I found the letters and squirrelled them away. My brother hadn’t wanted her diaries or various books she’d started to write and given up on, he hadn’t wanted anything; so I never told him about the letters. Over the year and a half since her death, when things felt desperately low or I was at a loss in the world, my fingers would reach for them.
Selfishly, when we found out she was terminal, after the cancer who’d felt the surgeons knife and sneaked into her liver, lying dormant whilst we all moved on with our lives, choosing that moment to rear it’s ugly head as we all stopped to let out our breath; I’d begged her for letters. I wanted a letter for my 30th, for my wedding day, for the birth of my first child, for Christmas, for Tuesday, for every single moment she wouldn’t be there.
What did I expect her to write? ‘Sorry I’m not there, have a great wedding, try not to get too drunk, you look beautiful, great choice on the dress! I hope you didn’t choose open shoes which reveal your weird monkey toes – you didn’t get them from me!‘ to which I would naturally cry and ruin all the expensive wedding make-up, then stare at my feet and declare that we had the exact same weird toes and I’d definitely got them from her!
No it was selfish of me to ask her to give me something of her for the moments she’d never live to see. In the end she wrote a short note for my birthday, shared her favourite poem and provided some plumbing advice; I’m sure she meant to put more down in the little notebook she left me but cancer waits for no pen.
But the letters, the letters I stole. She wrote them to herself and never needed the strength within, but I did!

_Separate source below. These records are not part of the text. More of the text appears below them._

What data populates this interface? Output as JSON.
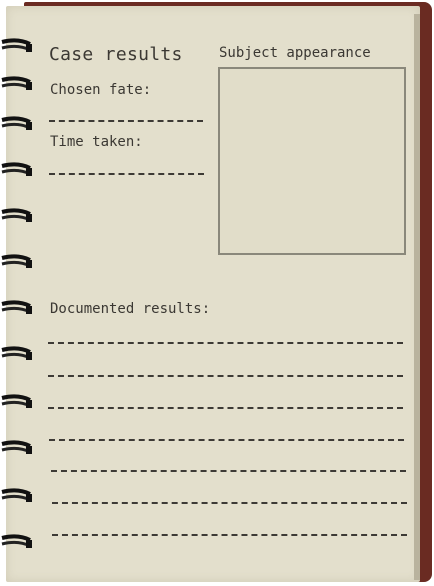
{
  "report": {
    "title": "Case results",
    "chosen_fate_label": "Chosen fate:",
    "chosen_fate_value": "",
    "time_taken_label": "Time taken:",
    "time_taken_value": "",
    "appearance_label": "Subject appearance",
    "documented_label": "Documented results:",
    "documented_lines": [
      "",
      "",
      "",
      "",
      "",
      "",
      ""
    ]
  },
  "colors": {
    "page": "#e3dfcc",
    "cover": "#6a2b22",
    "ink": "#3b3833",
    "box_border": "#8a887b"
  },
  "icons": {
    "binding": "spiral-ring-icon"
  }
}
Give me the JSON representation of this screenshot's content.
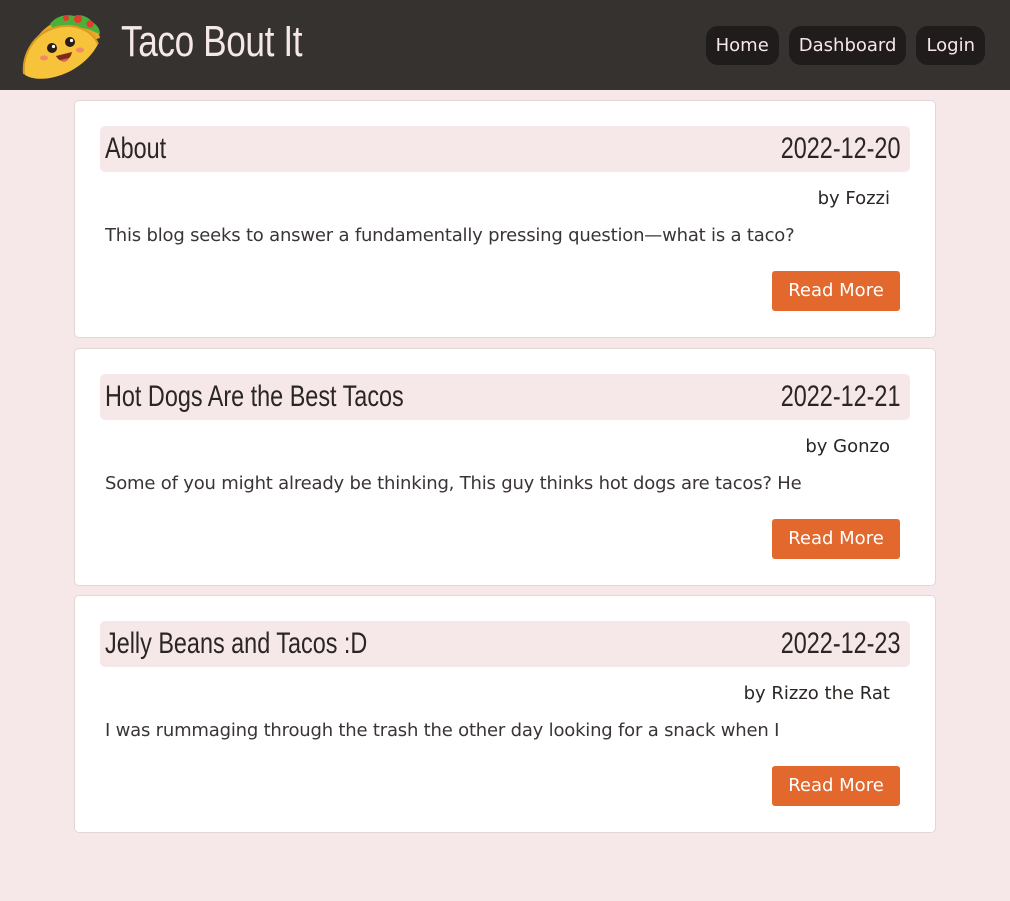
{
  "header": {
    "site_title": "Taco Bout It",
    "logo_icon": "taco-icon",
    "nav": [
      "Home",
      "Dashboard",
      "Login"
    ]
  },
  "posts": [
    {
      "title": "About",
      "date": "2022-12-20",
      "author": "by Fozzi",
      "excerpt": "This blog seeks to answer a fundamentally pressing question—what is a taco?",
      "read_more": "Read More"
    },
    {
      "title": "Hot Dogs Are the Best Tacos",
      "date": "2022-12-21",
      "author": "by Gonzo",
      "excerpt": "Some of you might already be thinking, This guy thinks hot dogs are tacos? He",
      "read_more": "Read More"
    },
    {
      "title": "Jelly Beans and Tacos :D",
      "date": "2022-12-23",
      "author": "by Rizzo the Rat",
      "excerpt": "I was rummaging through the trash the other day looking for a snack when I",
      "read_more": "Read More"
    }
  ],
  "colors": {
    "header_bg": "#363230",
    "page_bg": "#f6e8e8",
    "accent": "#e2682d",
    "nav_button_bg": "#1f1c1b"
  }
}
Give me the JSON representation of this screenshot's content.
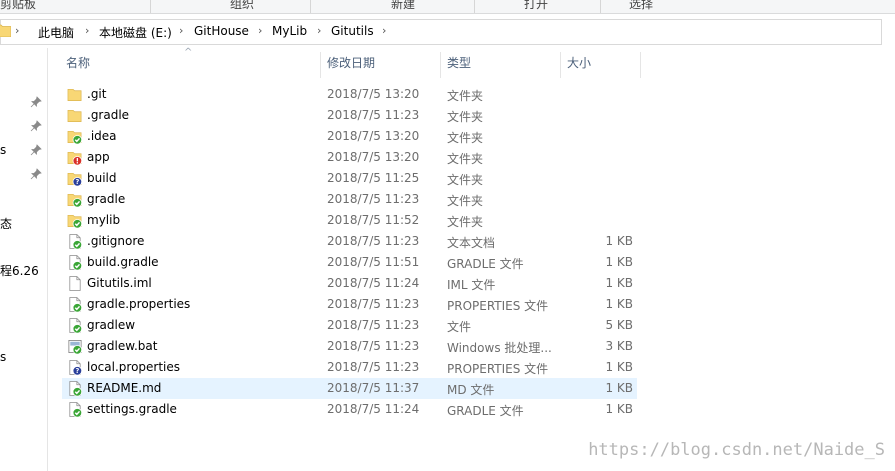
{
  "ribbon": {
    "groups": [
      "剪贴板",
      "组织",
      "新建",
      "打开",
      "选择"
    ]
  },
  "breadcrumb": [
    "此电脑",
    "本地磁盘 (E:)",
    "GitHouse",
    "MyLib",
    "Gitutils"
  ],
  "nav": {
    "items": [
      "s",
      "态",
      "程6.26",
      "s"
    ]
  },
  "columns": {
    "name": "名称",
    "date": "修改日期",
    "type": "类型",
    "size": "大小"
  },
  "files": [
    {
      "name": ".git",
      "date": "2018/7/5 13:20",
      "type": "文件夹",
      "size": "",
      "icon": "folder-icon"
    },
    {
      "name": ".gradle",
      "date": "2018/7/5 11:23",
      "type": "文件夹",
      "size": "",
      "icon": "folder-icon"
    },
    {
      "name": ".idea",
      "date": "2018/7/5 13:20",
      "type": "文件夹",
      "size": "",
      "icon": "folder-ok-icon"
    },
    {
      "name": "app",
      "date": "2018/7/5 13:20",
      "type": "文件夹",
      "size": "",
      "icon": "folder-conflict-icon"
    },
    {
      "name": "build",
      "date": "2018/7/5 11:25",
      "type": "文件夹",
      "size": "",
      "icon": "folder-unversioned-icon"
    },
    {
      "name": "gradle",
      "date": "2018/7/5 11:23",
      "type": "文件夹",
      "size": "",
      "icon": "folder-ok-icon"
    },
    {
      "name": "mylib",
      "date": "2018/7/5 11:52",
      "type": "文件夹",
      "size": "",
      "icon": "folder-ok-icon"
    },
    {
      "name": ".gitignore",
      "date": "2018/7/5 11:23",
      "type": "文本文档",
      "size": "1 KB",
      "icon": "file-ok-icon"
    },
    {
      "name": "build.gradle",
      "date": "2018/7/5 11:51",
      "type": "GRADLE 文件",
      "size": "1 KB",
      "icon": "file-ok-icon"
    },
    {
      "name": "Gitutils.iml",
      "date": "2018/7/5 11:24",
      "type": "IML 文件",
      "size": "1 KB",
      "icon": "file-icon"
    },
    {
      "name": "gradle.properties",
      "date": "2018/7/5 11:23",
      "type": "PROPERTIES 文件",
      "size": "1 KB",
      "icon": "file-ok-icon"
    },
    {
      "name": "gradlew",
      "date": "2018/7/5 11:23",
      "type": "文件",
      "size": "5 KB",
      "icon": "file-ok-icon"
    },
    {
      "name": "gradlew.bat",
      "date": "2018/7/5 11:23",
      "type": "Windows 批处理...",
      "size": "3 KB",
      "icon": "batch-ok-icon"
    },
    {
      "name": "local.properties",
      "date": "2018/7/5 11:23",
      "type": "PROPERTIES 文件",
      "size": "1 KB",
      "icon": "file-unversioned-icon"
    },
    {
      "name": "README.md",
      "date": "2018/7/5 11:37",
      "type": "MD 文件",
      "size": "1 KB",
      "icon": "file-ok-icon"
    },
    {
      "name": "settings.gradle",
      "date": "2018/7/5 11:24",
      "type": "GRADLE 文件",
      "size": "1 KB",
      "icon": "file-ok-icon"
    }
  ],
  "watermark": "https://blog.csdn.net/Naide_S",
  "colors": {
    "folder": "#f8d775",
    "ok_badge": "#3aa636",
    "conflict_badge": "#d9322a",
    "unversioned_badge": "#2a3f9a",
    "selected_row": "#e5f3ff"
  }
}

The early ones were an explanation of why she was writing them in the first place, to remember what it felt like to be physically strong, to keep positive, mind over matter and all that. The later ones however, well, she was smashed! I mean full on drunk as a skunk!
They were written at 3am after a bottle or two of red wine, she’d inevitably called her best friend first to drunkenly sob. Not me, she didn’t call me, I’d have called her but she was protecting me, shielding me from the fear. I’m thankful for this because I wouldn’t have been capable of giving a speck of the strength she so easily gave others.
I sat on that bed, in a stranger house, my hair dripping down my back and read the last of her words. She was crying in both of them, scared and alone in the dark. She wrote how she longed for her father, how she ached for a hug from him, for his strength.
She discussed how she recalls pulling away from her own mother, thinking there would always be more time for that relationship later and there never was. She said she felt my brother and I pull away from physical contact over the years. I read on ‘it’s Becky I really worry for, I can feel her pull away from me emotionally too, she’s closing herself off, I’m scared she’ll never be able to open up to people’ I put the page down, she always had a way to get right to the point with me, even from beyond the grave apparently!
I’d been pulling away then, I’d resented her being ill, burdening my life with her doctor appointments, selfishly getting cancer and then having the audacity to actually die from it! How dare she! Leaving me all alone in the big scary world that hadn’t felt quite so big when she’d been in it.
And here I was again, pulling away, hiding in a bathroom, not sharing what I was feeling. I was convinced neither Alaska nor Blonde would have been able to comprehend how I was feeling had I been able to articulate it, but I denied them the chance to try.
“How was the pool?” I asked once they returned, now dressed, my face composed to hide any of the mess I’d crumbled into in the bathroom, feeling all the more alone for it. “Not great, it was closed so we just sat in the sun for a while. You ready for Shakespeare in the park with the host tonight?” Alaska enquired. “Oooh Shakespeare with an American accent, what’s not to like about that! I smiled, pretending all was right with the world.